Considerations for Treating Locally Advanced NSCLC - Episode 6
Howard (Jack) West, MD:The huge benefit seen with durvalumab on the PACIFIC trial in a curative setting has raised the obvious question of whether we can deliver similar benefits and potentially achieve more cures in earlier-stage patients or those with operable disease, whether that is prior to surgery as a potential neoadjuvant therapy with chemotherapy, as a few treatments of immunotherapy alone before surgery, or as therapy in the adjuvant setting. There are several trials looking into this. I think this is extremely exciting. It’s an obvious extension of the benefits we’ve seen in stage 4 and now in stage 3 locally advanced but unresectable disease. We will need to see much more of this.
We do have a publication in theNew England Journal of Medicineby Patrick Forde and colleagues that looked at neoadjuvant nivolumab, but that was in fewer than 2 dozen patients. It showed at least a proof of principle with a good response seen. Major pathologic responses were seen in 45% of their patients after just 2 treatments with nivolumab before starting surgery, and then they could go on to whatever treatment after, including chemotherapy if appropriate. This is going to be very well studied. In fact, it’s being studied right now in many trials that we will see the results of in the coming months and years. I think it’s actually quite likely that in the next 3 to 5 years, we will integrate immunotherapies into preoperative or postoperative therapy. But right now, I would say that it remains an investigational option and still the subject of clinical trials and careful discussion with patients. Where it’s best studied is in unresectable stage 3 along with stage 4 disease.
It’s been very gratifying to finally, for the first time in my career that goes back a couple of decades now as a thoracic oncology specialist, be able to offer a meaningful benefit beyond what we’ve been doing since I started, which was concurrent chemotherapy and radiation. We’ve tried adding more chemotherapy on the back end as consolidation, escalating the radiation, or adding targeted therapies in stage 3 unresectable disease. All of these have led to no benefit, or harm, to the patients. I think some of us were becoming resigned that this is just such a hard nut to crack.

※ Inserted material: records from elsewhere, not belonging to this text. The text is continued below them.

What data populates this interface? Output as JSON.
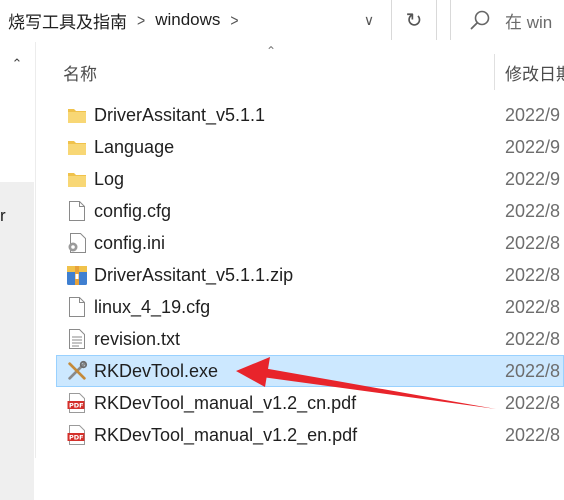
{
  "address_bar": {
    "path": [
      "烧写工具及指南",
      "windows"
    ],
    "separator": ">",
    "dropdown_glyph": "∨",
    "refresh_glyph": "↻",
    "search_placeholder": "在 win"
  },
  "nav": {
    "scroll_up_glyph": "⌃",
    "partial_letter": "r"
  },
  "file_list": {
    "columns": {
      "name": "名称",
      "date": "修改日期"
    },
    "sort_glyph": "⌃",
    "rows": [
      {
        "name": "DriverAssitant_v5.1.1",
        "icon": "folder-icon",
        "date": "2022/9"
      },
      {
        "name": "Language",
        "icon": "folder-icon",
        "date": "2022/9"
      },
      {
        "name": "Log",
        "icon": "folder-icon",
        "date": "2022/9"
      },
      {
        "name": "config.cfg",
        "icon": "blank-file-icon",
        "date": "2022/8"
      },
      {
        "name": "config.ini",
        "icon": "ini-file-icon",
        "date": "2022/8"
      },
      {
        "name": "DriverAssitant_v5.1.1.zip",
        "icon": "zip-file-icon",
        "date": "2022/8"
      },
      {
        "name": "linux_4_19.cfg",
        "icon": "blank-file-icon",
        "date": "2022/8"
      },
      {
        "name": "revision.txt",
        "icon": "text-file-icon",
        "date": "2022/8"
      },
      {
        "name": "RKDevTool.exe",
        "icon": "tools-exe-icon",
        "date": "2022/8",
        "selected": true
      },
      {
        "name": "RKDevTool_manual_v1.2_cn.pdf",
        "icon": "pdf-file-icon",
        "date": "2022/8"
      },
      {
        "name": "RKDevTool_manual_v1.2_en.pdf",
        "icon": "pdf-file-icon",
        "date": "2022/8"
      }
    ]
  },
  "colors": {
    "selection_bg": "#cce8ff",
    "selection_border": "#99d1ff",
    "folder": "#f0c24b",
    "annotation_arrow": "#e8242b",
    "pdf": "#d4302b"
  }
}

Seeing immunotherapy lead to meaningful benefits in an incurable population with stage 4 disease has been gratifying, but it’s especially gratifying to see it move into these very difficult areas to treat. Stage 3 unresectable disease is an extremely common scenario. It’s about a third of our patients, and we’ve just had such trouble breaking that impasse. Having immunotherapy in general and durvalumab specifically to deliver not just a statistically significant benefit but also a striking clinically significant benefit that we are eager to adopt, and is now FDA approved, is extremely welcome, both for what we can offer to our patients now and for the promise of what we think is likely to be available in the future. This is just the beginning. I think it’s an immensely great start after banging our heads against the wall for so long, but it’s especially great as an omen for the future of integrating immunotherapies into earlier lines and potentially translating the benefits we’ve seen into more patients being cured of nonsmall cell lung cancer.
Transcript edited for clarity.
A 60-year-old Asian Woman With Unresectable, Locally Advanced NSCLC